(RECORDS FOR THIS EXERCISE begins)

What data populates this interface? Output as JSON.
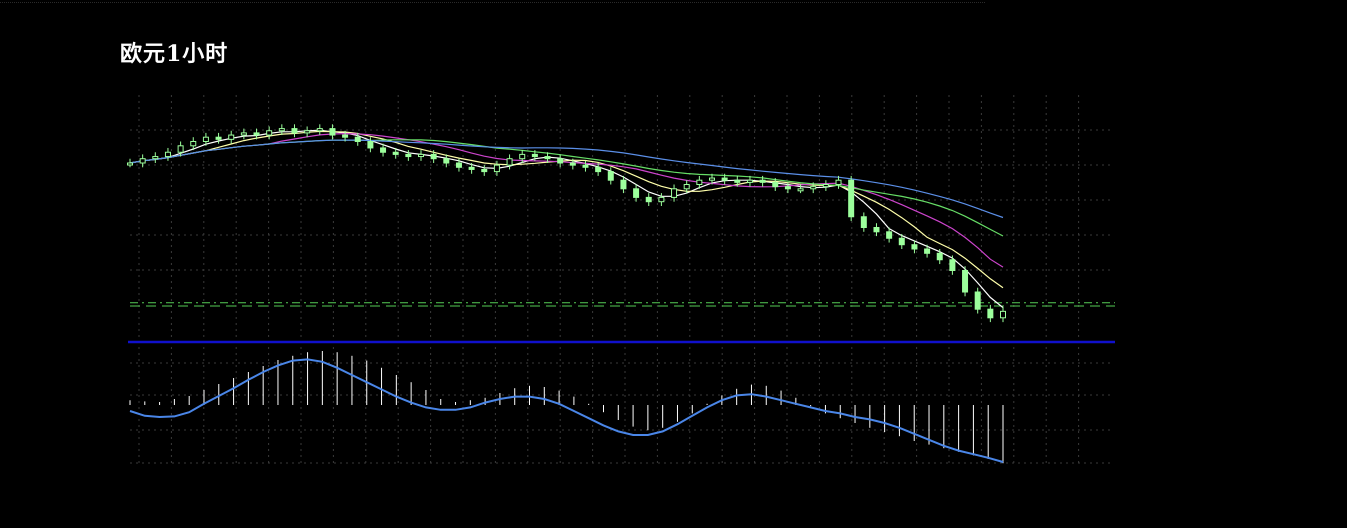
{
  "title": "欧元1小时",
  "colors": {
    "background": "#000000",
    "grid": "#3a3a3a",
    "candle_body": "#9cff9c",
    "candle_wick": "#9cff9c",
    "ma_fast": "#ffffff",
    "ma_mid1": "#ffffaa",
    "ma_mid2": "#cc44cc",
    "ma_slow1": "#66dd66",
    "ma_slow2": "#5b8fe8",
    "level_line": "#55cc55",
    "separator": "#1010cc",
    "histogram": "#ffffff",
    "signal": "#4a86e8"
  },
  "chart_data": [
    {
      "type": "candlestick",
      "title": "",
      "ylim": [
        0,
        1
      ],
      "grid": true,
      "close": [
        0.8,
        0.82,
        0.83,
        0.85,
        0.88,
        0.9,
        0.92,
        0.91,
        0.93,
        0.94,
        0.93,
        0.95,
        0.96,
        0.94,
        0.95,
        0.96,
        0.93,
        0.92,
        0.9,
        0.87,
        0.85,
        0.84,
        0.83,
        0.84,
        0.82,
        0.8,
        0.78,
        0.77,
        0.76,
        0.79,
        0.82,
        0.84,
        0.83,
        0.82,
        0.8,
        0.79,
        0.78,
        0.76,
        0.72,
        0.68,
        0.64,
        0.62,
        0.64,
        0.68,
        0.7,
        0.72,
        0.73,
        0.72,
        0.71,
        0.72,
        0.71,
        0.69,
        0.68,
        0.68,
        0.69,
        0.7,
        0.72,
        0.55,
        0.5,
        0.48,
        0.45,
        0.42,
        0.4,
        0.38,
        0.35,
        0.3,
        0.2,
        0.12,
        0.08,
        0.11
      ],
      "level_lines": [
        0.15,
        0.135
      ]
    },
    {
      "type": "histogram+line",
      "title": "",
      "ylim": [
        -1,
        1
      ],
      "grid": true,
      "histogram": [
        0.08,
        0.06,
        0.05,
        0.1,
        0.15,
        0.25,
        0.35,
        0.45,
        0.55,
        0.65,
        0.75,
        0.82,
        0.88,
        0.9,
        0.88,
        0.82,
        0.74,
        0.62,
        0.5,
        0.38,
        0.25,
        0.1,
        0.05,
        0.08,
        0.12,
        0.2,
        0.28,
        0.32,
        0.3,
        0.24,
        0.14,
        0.02,
        -0.12,
        -0.25,
        -0.36,
        -0.42,
        -0.38,
        -0.28,
        -0.14,
        0.02,
        0.16,
        0.27,
        0.34,
        0.32,
        0.24,
        0.12,
        -0.02,
        -0.14,
        -0.22,
        -0.3,
        -0.38,
        -0.45,
        -0.52,
        -0.6,
        -0.66,
        -0.72,
        -0.78,
        -0.84,
        -0.9,
        -0.97
      ],
      "signal": [
        -0.1,
        -0.18,
        -0.2,
        -0.19,
        -0.12,
        0.02,
        0.15,
        0.28,
        0.42,
        0.55,
        0.66,
        0.74,
        0.76,
        0.72,
        0.62,
        0.5,
        0.38,
        0.26,
        0.14,
        0.04,
        -0.04,
        -0.08,
        -0.08,
        -0.04,
        0.04,
        0.1,
        0.14,
        0.14,
        0.1,
        0.02,
        -0.1,
        -0.22,
        -0.34,
        -0.44,
        -0.5,
        -0.5,
        -0.44,
        -0.32,
        -0.18,
        -0.04,
        0.08,
        0.16,
        0.18,
        0.14,
        0.08,
        0.02,
        -0.04,
        -0.1,
        -0.14,
        -0.2,
        -0.24,
        -0.3,
        -0.38,
        -0.48,
        -0.58,
        -0.68,
        -0.76,
        -0.82,
        -0.88,
        -0.95
      ]
    }
  ]
}
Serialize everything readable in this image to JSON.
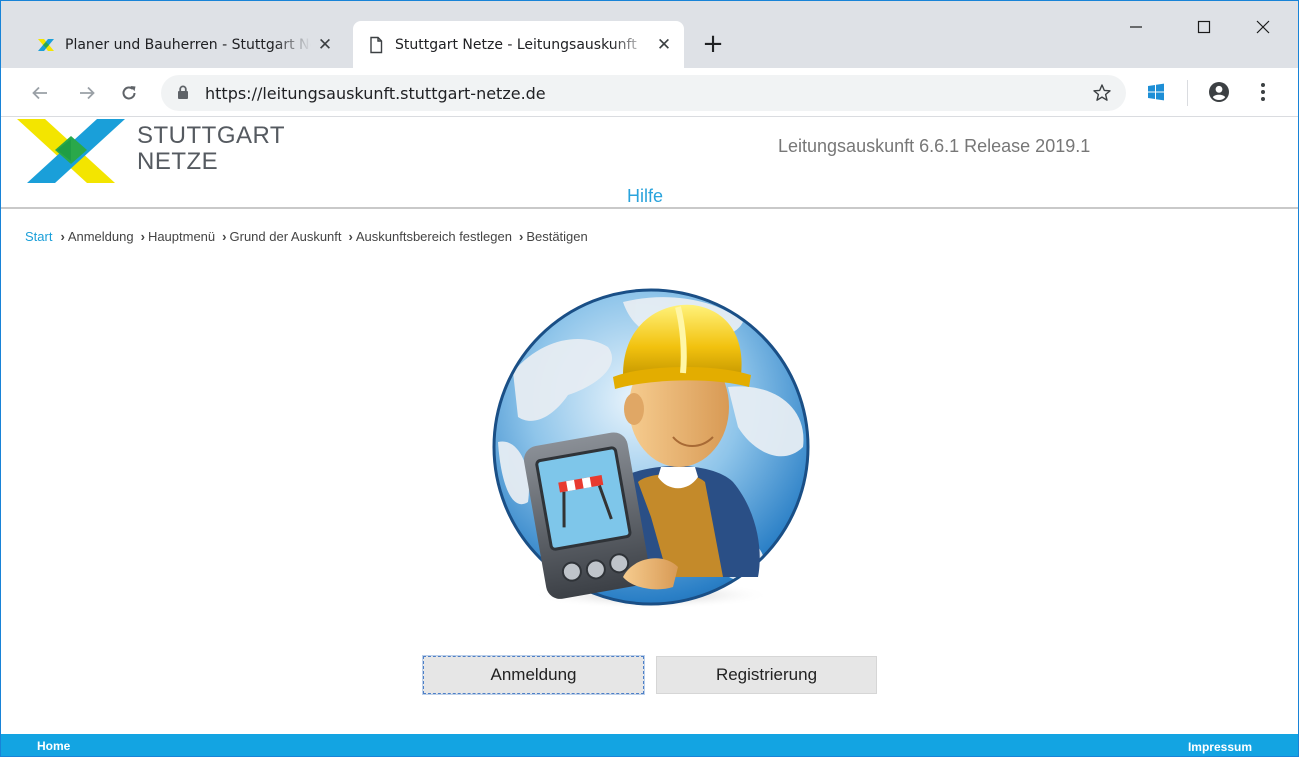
{
  "browser": {
    "tabs": [
      {
        "title": "Planer und Bauherren - Stuttgart Netze",
        "icon": "stuttgart-netze-favicon",
        "active": false
      },
      {
        "title": "Stuttgart Netze - Leitungsauskunft",
        "icon": "page-icon",
        "active": true
      }
    ],
    "new_tab_label": "+",
    "close_glyph": "✕",
    "url": "https://leitungsauskunft.stuttgart-netze.de",
    "toolbar_icons": [
      "back-icon",
      "forward-icon",
      "reload-icon",
      "lock-icon",
      "star-icon",
      "windows-icon",
      "profile-icon",
      "menu-icon"
    ],
    "window_controls": [
      "minimize-icon",
      "maximize-icon",
      "close-icon"
    ]
  },
  "header": {
    "logo_line1": "STUTTGART",
    "logo_line2": "NETZE",
    "version": "Leitungsauskunft 6.6.1 Release 2019.1",
    "help": "Hilfe"
  },
  "breadcrumb": {
    "start": "Start",
    "steps": [
      "Anmeldung",
      "Hauptmenü",
      "Grund der Auskunft",
      "Auskunftsbereich festlegen",
      "Bestätigen"
    ]
  },
  "actions": {
    "login": "Anmeldung",
    "register": "Registrierung"
  },
  "footer": {
    "home": "Home",
    "impressum": "Impressum"
  },
  "colors": {
    "accent_blue": "#13a4e2",
    "logo_yellow": "#f3e500",
    "logo_green": "#2aa84a",
    "logo_blue": "#1a9fd9",
    "button_gray": "#e6e6e6"
  }
}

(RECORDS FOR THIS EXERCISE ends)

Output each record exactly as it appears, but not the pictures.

What data populates this interface? Output as JSON.
{
  "title": "欧元1小时",
  "colors": {
    "background": "#000000",
    "grid": "#3a3a3a",
    "candle_body": "#9cff9c",
    "candle_wick": "#9cff9c",
    "ma_fast": "#ffffff",
    "ma_mid1": "#ffffaa",
    "ma_mid2": "#cc44cc",
    "ma_slow1": "#66dd66",
    "ma_slow2": "#5b8fe8",
    "level_line": "#55cc55",
    "separator": "#1010cc",
    "histogram": "#ffffff",
    "signal": "#4a86e8"
  },
  "chart_data": [
    {
      "type": "candlestick",
      "title": "",
      "ylim": [
        0,
        1
      ],
      "grid": true,
      "close": [
        0.8,
        0.82,
        0.83,
        0.85,
        0.88,
        0.9,
        0.92,
        0.91,
        0.93,
        0.94,
        0.93,
        0.95,
        0.96,
        0.94,
        0.95,
        0.96,
        0.93,
        0.92,
        0.9,
        0.87,
        0.85,
        0.84,
        0.83,
        0.84,
        0.82,
        0.8,
        0.78,
        0.77,
        0.76,
        0.79,
        0.82,
        0.84,
        0.83,
        0.82,
        0.8,
        0.79,
        0.78,
        0.76,
        0.72,
        0.68,
        0.64,
        0.62,
        0.64,
        0.68,
        0.7,
        0.72,
        0.73,
        0.72,
        0.71,
        0.72,
        0.71,
        0.69,
        0.68,
        0.68,
        0.69,
        0.7,
        0.72,
        0.55,
        0.5,
        0.48,
        0.45,
        0.42,
        0.4,
        0.38,
        0.35,
        0.3,
        0.2,
        0.12,
        0.08,
        0.11
      ],
      "level_lines": [
        0.15,
        0.135
      ]
    },
    {
      "type": "histogram+line",
      "title": "",
      "ylim": [
        -1,
        1
      ],
      "grid": true,
      "histogram": [
        0.08,
        0.06,
        0.05,
        0.1,
        0.15,
        0.25,
        0.35,
        0.45,
        0.55,
        0.65,
        0.75,
        0.82,
        0.88,
        0.9,
        0.88,
        0.82,
        0.74,
        0.62,
        0.5,
        0.38,
        0.25,
        0.1,
        0.05,
        0.08,
        0.12,
        0.2,
        0.28,
        0.32,
        0.3,
        0.24,
        0.14,
        0.02,
        -0.12,
        -0.25,
        -0.36,
        -0.42,
        -0.38,
        -0.28,
        -0.14,
        0.02,
        0.16,
        0.27,
        0.34,
        0.32,
        0.24,
        0.12,
        -0.02,
        -0.14,
        -0.22,
        -0.3,
        -0.38,
        -0.45,
        -0.52,
        -0.6,
        -0.66,
        -0.72,
        -0.78,
        -0.84,
        -0.9,
        -0.97
      ],
      "signal": [
        -0.1,
        -0.18,
        -0.2,
        -0.19,
        -0.12,
        0.02,
        0.15,
        0.28,
        0.42,
        0.55,
        0.66,
        0.74,
        0.76,
        0.72,
        0.62,
        0.5,
        0.38,
        0.26,
        0.14,
        0.04,
        -0.04,
        -0.08,
        -0.08,
        -0.04,
        0.04,
        0.1,
        0.14,
        0.14,
        0.1,
        0.02,
        -0.1,
        -0.22,
        -0.34,
        -0.44,
        -0.5,
        -0.5,
        -0.44,
        -0.32,
        -0.18,
        -0.04,
        0.08,
        0.16,
        0.18,
        0.14,
        0.08,
        0.02,
        -0.04,
        -0.1,
        -0.14,
        -0.2,
        -0.24,
        -0.3,
        -0.38,
        -0.48,
        -0.58,
        -0.68,
        -0.76,
        -0.82,
        -0.88,
        -0.95
      ]
    }
  ]
}
Serialize everything readable in this image to JSON.
{
  "browser": {
    "tabs": [
      {
        "title": "Planer und Bauherren - Stuttgart Netze",
        "icon": "stuttgart-netze-favicon",
        "active": false
      },
      {
        "title": "Stuttgart Netze - Leitungsauskunft",
        "icon": "page-icon",
        "active": true
      }
    ],
    "new_tab_label": "+",
    "close_glyph": "✕",
    "url": "https://leitungsauskunft.stuttgart-netze.de",
    "toolbar_icons": [
      "back-icon",
      "forward-icon",
      "reload-icon",
      "lock-icon",
      "star-icon",
      "windows-icon",
      "profile-icon",
      "menu-icon"
    ],
    "window_controls": [
      "minimize-icon",
      "maximize-icon",
      "close-icon"
    ]
  },
  "header": {
    "logo_line1": "STUTTGART",
    "logo_line2": "NETZE",
    "version": "Leitungsauskunft 6.6.1 Release 2019.1",
    "help": "Hilfe"
  },
  "breadcrumb": {
    "start": "Start",
    "steps": [
      "Anmeldung",
      "Hauptmenü",
      "Grund der Auskunft",
      "Auskunftsbereich festlegen",
      "Bestätigen"
    ]
  },
  "actions": {
    "login": "Anmeldung",
    "register": "Registrierung"
  },
  "footer": {
    "home": "Home",
    "impressum": "Impressum"
  },
  "colors": {
    "accent_blue": "#13a4e2",
    "logo_yellow": "#f3e500",
    "logo_green": "#2aa84a",
    "logo_blue": "#1a9fd9",
    "button_gray": "#e6e6e6"
  }
}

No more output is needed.